Designer: Bret A. Britz

Project Time: 20+ hours
Project Complexity: Advanced
Project cost: $600

Design Goals
I have always liked building speaker enclosures but so much of the traditional design is based on rectangular shaped or similar squared edged enclosures. I wanted to attempt something a little different while still being maintaining a quality, rigid enclosure and would also challenge my wood working skill level. The enclosures are intended to be of smaller design to maintain a small footprint that can be used at most locations in a home and since subwoofers are popular, these will lend themselves nicely to a properly used subwoofer to add low end dynamics while providing quality musical sound throughout the remainder of the listening range.

Driver selection
The E104 speaker uses 4 Dayton Audio RS100-4, 4” woofers and 1 Dayton Audio DC28F, 1-1/8: silk tweeter per enclosure. The design intent was to develop a reasonably small enclosure and still maintain the quality bass and upper midrange. The RS100-4 woofers are closer in size to a 3” woofer than a 4” woofer so I wanted a quantity of 4 to compensate for their small size and limited bass. Dayton Audio has always been one of my favorite manufacturers since I know I will always get a quality product at a fair price.

Enclosure Design
The enclosure is a closed box design with a Qtc at 0.77. I wanted to stay reasonably neutral for the bass dynamics and was focused on quality sound reproduction rather than boomy or bright. The natural box roll off is around 120 Hz so these speakers lend themselves to a quality powered subwoofer to hit the lowest lows without overdriving the 4” woofers. I analyzed many woofers and enclosure types to find a compact combination and ended with the most simple of all, a closed box design that provides quality full range sound and being a good size to fit most any location within the home.

Enclosure Assembly
The enclosure itself is made from White Cedar and the faceplate has a Blue Pine inlay. Both are soft woods and are native to northern Washington State. Several of the parts were made using a CNC router but my design approach did not require CNC and traditional shop tools can be used. I also wanted to design a box that was to not a typical rectangular shape so I started with an ellipse and made the box more organic yet functional. The enclosure is held together using white wood glue. All surfaces were planed and sanded flat, glued, and clamped using lots of clamps. While the individual cutouts gave initial shape to the box, the final shape was sanded to sculpt the organic appearance. Many traditional sanding steps were used and finished with 600 grit in order to bring out the natural gloss of the wood. The final finish was simply a clear wax, although for a more durable finish, a polyurethane or similar could have been used. The stand was machined aluminum with the exception of the mounting plate which was 12 gage CRS.

Amplifier and Crossover
These speakers have a single input and utilize an off the shelf crossover. The crossover I choose was a Dayton Audio XO2W-3K and wired with speaker grade 14 gauge wire.
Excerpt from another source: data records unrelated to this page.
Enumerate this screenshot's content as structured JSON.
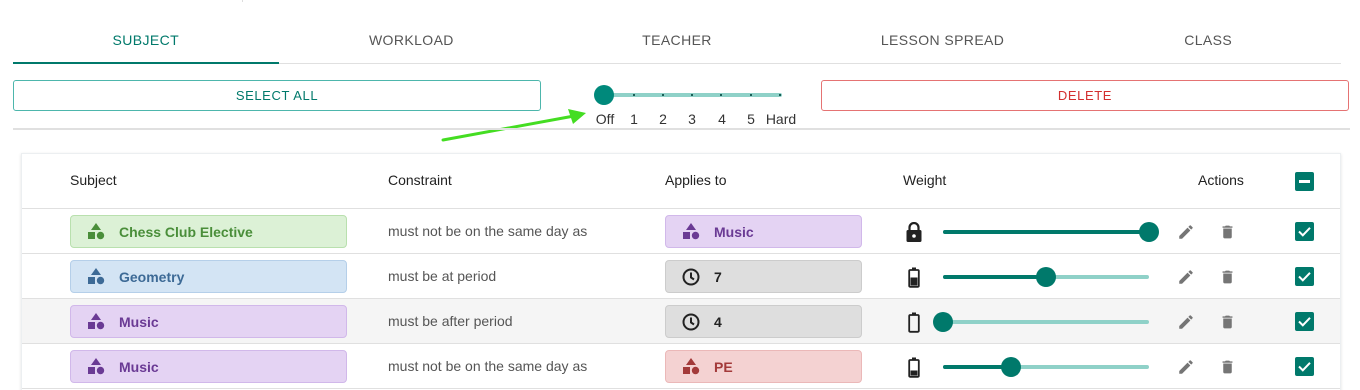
{
  "tabs": [
    {
      "label": "SUBJECT",
      "active": true
    },
    {
      "label": "WORKLOAD",
      "active": false
    },
    {
      "label": "TEACHER",
      "active": false
    },
    {
      "label": "LESSON SPREAD",
      "active": false
    },
    {
      "label": "CLASS",
      "active": false
    }
  ],
  "toolbar": {
    "select_all_label": "SELECT ALL",
    "delete_label": "DELETE",
    "level_slider": {
      "marks": [
        "Off",
        "1",
        "2",
        "3",
        "4",
        "5",
        "Hard"
      ],
      "selected": "Off"
    }
  },
  "table": {
    "headers": {
      "subject": "Subject",
      "constraint": "Constraint",
      "applies_to": "Applies to",
      "weight": "Weight",
      "actions": "Actions"
    },
    "header_checkbox": "indeterminate",
    "rows": [
      {
        "subject": "Chess Club Elective",
        "subject_colors": {
          "bg": "#dcf1d6",
          "border": "#b9e0ae",
          "fg": "#4a8e3a"
        },
        "constraint": "must not be on the same day as",
        "applies_to": "Music",
        "applies_icon": "shapes-icon",
        "applies_colors": {
          "bg": "#e4d3f3",
          "border": "#d1b8ea",
          "fg": "#6a3a94"
        },
        "weight_icon": "lock-icon",
        "weight": 1.0,
        "checked": true,
        "shaded": false
      },
      {
        "subject": "Geometry",
        "subject_colors": {
          "bg": "#d3e4f4",
          "border": "#b5cfe9",
          "fg": "#3d6a96"
        },
        "constraint": "must be at period",
        "applies_to": "7",
        "applies_icon": "clock-icon",
        "applies_colors": {
          "bg": "#dedede",
          "border": "#cccccc",
          "fg": "#222222"
        },
        "weight_icon": "battery-half-icon",
        "weight": 0.5,
        "checked": true,
        "shaded": false
      },
      {
        "subject": "Music",
        "subject_colors": {
          "bg": "#e4d3f3",
          "border": "#d1b8ea",
          "fg": "#6a3a94"
        },
        "constraint": "must be after period",
        "applies_to": "4",
        "applies_icon": "clock-icon",
        "applies_colors": {
          "bg": "#dedede",
          "border": "#cccccc",
          "fg": "#222222"
        },
        "weight_icon": "battery-empty-icon",
        "weight": 0.0,
        "checked": true,
        "shaded": true
      },
      {
        "subject": "Music",
        "subject_colors": {
          "bg": "#e4d3f3",
          "border": "#d1b8ea",
          "fg": "#6a3a94"
        },
        "constraint": "must not be on the same day as",
        "applies_to": "PE",
        "applies_icon": "shapes-icon",
        "applies_colors": {
          "bg": "#f4d2d2",
          "border": "#ebb8b8",
          "fg": "#a33a3a"
        },
        "weight_icon": "battery-low-icon",
        "weight": 0.33,
        "checked": true,
        "shaded": false
      }
    ]
  },
  "colors": {
    "accent": "#00796b",
    "danger": "#d32f2f",
    "annotation_arrow": "#44dd22"
  }
}
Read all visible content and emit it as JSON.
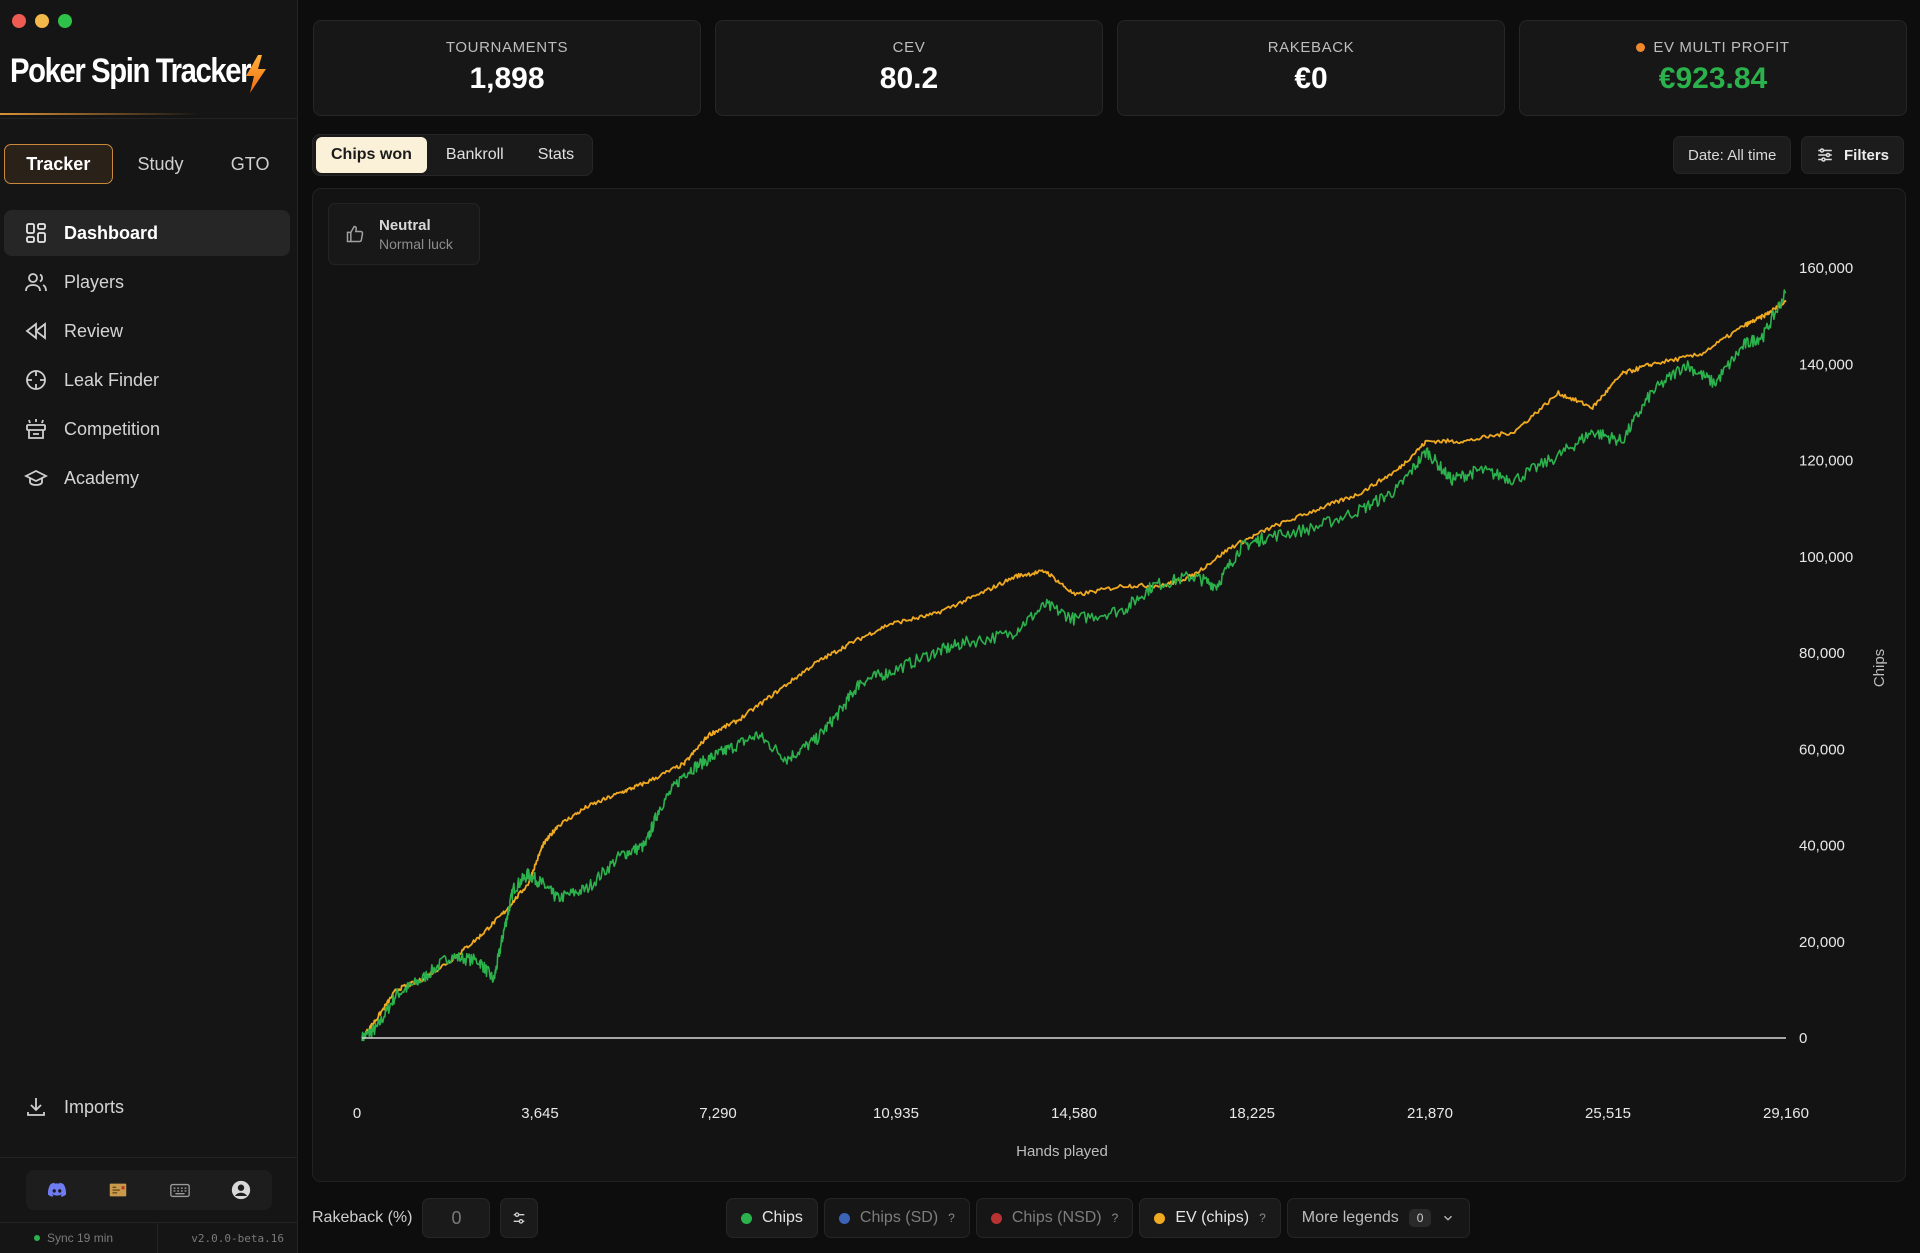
{
  "app": {
    "name": "Poker Spin Tracker",
    "sync_status": "Sync 19 min",
    "version": "v2.0.0-beta.16"
  },
  "mode_tabs": [
    {
      "label": "Tracker",
      "active": true
    },
    {
      "label": "Study",
      "active": false
    },
    {
      "label": "GTO",
      "active": false
    }
  ],
  "nav": {
    "items": [
      {
        "label": "Dashboard",
        "icon": "dashboard-grid-icon",
        "active": true
      },
      {
        "label": "Players",
        "icon": "users-icon",
        "active": false
      },
      {
        "label": "Review",
        "icon": "rewind-icon",
        "active": false
      },
      {
        "label": "Leak Finder",
        "icon": "crosshair-icon",
        "active": false
      },
      {
        "label": "Competition",
        "icon": "competition-icon",
        "active": false
      },
      {
        "label": "Academy",
        "icon": "graduation-cap-icon",
        "active": false
      }
    ],
    "imports_label": "Imports"
  },
  "utility_icons": [
    "discord-icon",
    "treasure-map-icon",
    "keyboard-icon",
    "account-icon"
  ],
  "stats": [
    {
      "label": "TOURNAMENTS",
      "value": "1,898"
    },
    {
      "label": "CEV",
      "value": "80.2"
    },
    {
      "label": "RAKEBACK",
      "value": "€0"
    },
    {
      "label": "EV MULTI PROFIT",
      "value": "€923.84"
    }
  ],
  "view_tabs": [
    {
      "label": "Chips won",
      "active": true
    },
    {
      "label": "Bankroll",
      "active": false
    },
    {
      "label": "Stats",
      "active": false
    }
  ],
  "date_filter": "Date: All time",
  "filters_label": "Filters",
  "luck": {
    "title": "Neutral",
    "subtitle": "Normal luck"
  },
  "bottom": {
    "rakeback_label": "Rakeback (%)",
    "rakeback_value": "0"
  },
  "legends": [
    {
      "label": "Chips",
      "color": "#2bb24c",
      "active": true,
      "help": ""
    },
    {
      "label": "Chips (SD)",
      "color": "#3b63b8",
      "active": false,
      "help": "?"
    },
    {
      "label": "Chips (NSD)",
      "color": "#b83232",
      "active": false,
      "help": "?"
    },
    {
      "label": "EV (chips)",
      "color": "#f0aa22",
      "active": true,
      "help": "?"
    }
  ],
  "more_legends": {
    "label": "More legends",
    "count": "0"
  },
  "colors": {
    "accent": "#f0aa22",
    "profit_green": "#2bb24c",
    "ev_dot": "#f0882e"
  },
  "chart_data": {
    "type": "line",
    "xlabel": "Hands played",
    "ylabel": "Chips",
    "xlim": [
      0,
      29160
    ],
    "ylim": [
      0,
      160000
    ],
    "x_ticks": [
      "0",
      "3,645",
      "7,290",
      "10,935",
      "14,580",
      "18,225",
      "21,870",
      "25,515",
      "29,160"
    ],
    "y_ticks": [
      "0",
      "20,000",
      "40,000",
      "60,000",
      "80,000",
      "100,000",
      "120,000",
      "140,000",
      "160,000"
    ],
    "grid": false,
    "series": [
      {
        "name": "Chips",
        "color": "#2bb24c",
        "x": [
          0,
          300,
          700,
          1200,
          1800,
          2400,
          2700,
          2900,
          3100,
          3400,
          3700,
          4000,
          4600,
          5300,
          5800,
          6100,
          6600,
          7100,
          7500,
          8100,
          8700,
          9300,
          9800,
          10200,
          10800,
          11700,
          12300,
          13300,
          14000,
          14600,
          15600,
          16200,
          17000,
          17500,
          18000,
          18500,
          19500,
          20500,
          21200,
          21800,
          22300,
          22900,
          23600,
          24500,
          25200,
          25800,
          26400,
          27100,
          27700,
          28300,
          28700,
          29160
        ],
        "y": [
          0,
          2000,
          9000,
          12000,
          17000,
          16000,
          12000,
          22000,
          31000,
          34000,
          32000,
          29000,
          31000,
          38000,
          40000,
          48000,
          55000,
          58000,
          60000,
          63000,
          58000,
          62000,
          68000,
          74000,
          76000,
          80000,
          82000,
          84000,
          90000,
          87000,
          89000,
          94000,
          96000,
          94000,
          102000,
          104000,
          106000,
          110000,
          114000,
          122000,
          116000,
          118000,
          116000,
          121000,
          126000,
          124000,
          134000,
          140000,
          136000,
          144000,
          146000,
          155000
        ]
      },
      {
        "name": "EV (chips)",
        "color": "#f0aa22",
        "x": [
          0,
          300,
          700,
          1200,
          1800,
          2400,
          2900,
          3400,
          3700,
          4000,
          4600,
          5300,
          5800,
          6600,
          7100,
          7700,
          8500,
          9300,
          10000,
          10800,
          11700,
          12600,
          13400,
          14000,
          14600,
          15600,
          16400,
          17000,
          17800,
          18600,
          19600,
          20400,
          21200,
          21800,
          22600,
          23600,
          24500,
          25200,
          25800,
          26400,
          27400,
          28300,
          28700,
          29160
        ],
        "y": [
          0,
          4000,
          10000,
          12000,
          16000,
          21000,
          26000,
          32000,
          40000,
          44000,
          48000,
          51000,
          53000,
          57000,
          63000,
          66000,
          72000,
          78000,
          82000,
          86000,
          88000,
          92000,
          96000,
          97000,
          92000,
          94000,
          94000,
          96000,
          102000,
          106000,
          110000,
          113000,
          118000,
          124000,
          124000,
          126000,
          134000,
          131000,
          138000,
          140000,
          142000,
          148000,
          150000,
          153000
        ]
      }
    ]
  }
}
The wiring for the woofers was parallel for each grouping of 2 and in series with the second 2 for a 4 Ohm load. The tweeter measures about 6 Ohms and the final crossover option was set for the 4 Ohm load. Based on the driver specifications, these speakers can be driven at 30W RMS with an estimated max at about 45 watts. I drove these to what I considered ‘danger threshold’ using an Audio Source A110 amplifier and they were clean with no distortion and probably had watts to spare.

Bottom line, anytime you get to play in a shop and make a set of speakers, it’s always a blast. My intent for the E104s is to make detailed plans along with digital files that are available now at BritzDesigns on ETSY others could also enjoy building these as well. This was a fun and rewarding project and anyone who attempts these will not be disappointed. If you would like additional information, you can also find me at BritzDesigns on Facebook and YouTube.

About the Designer
Bret A. Britz is a professional Mechanical Engineer with degrees in Mechanical Engineering, Physics, and Business (MBA). He currently works in the high technology networking industry and in his spare time enjoys wood and metal working. Bret has been building speaker enclosures as a hobby for many years and has recently designed various non-standard shaped enclosures that make use of quality components. Bret lives in Spokane, WA with his lovely wife and 2 children.

1 comment

Add yours

+ Leave a Comment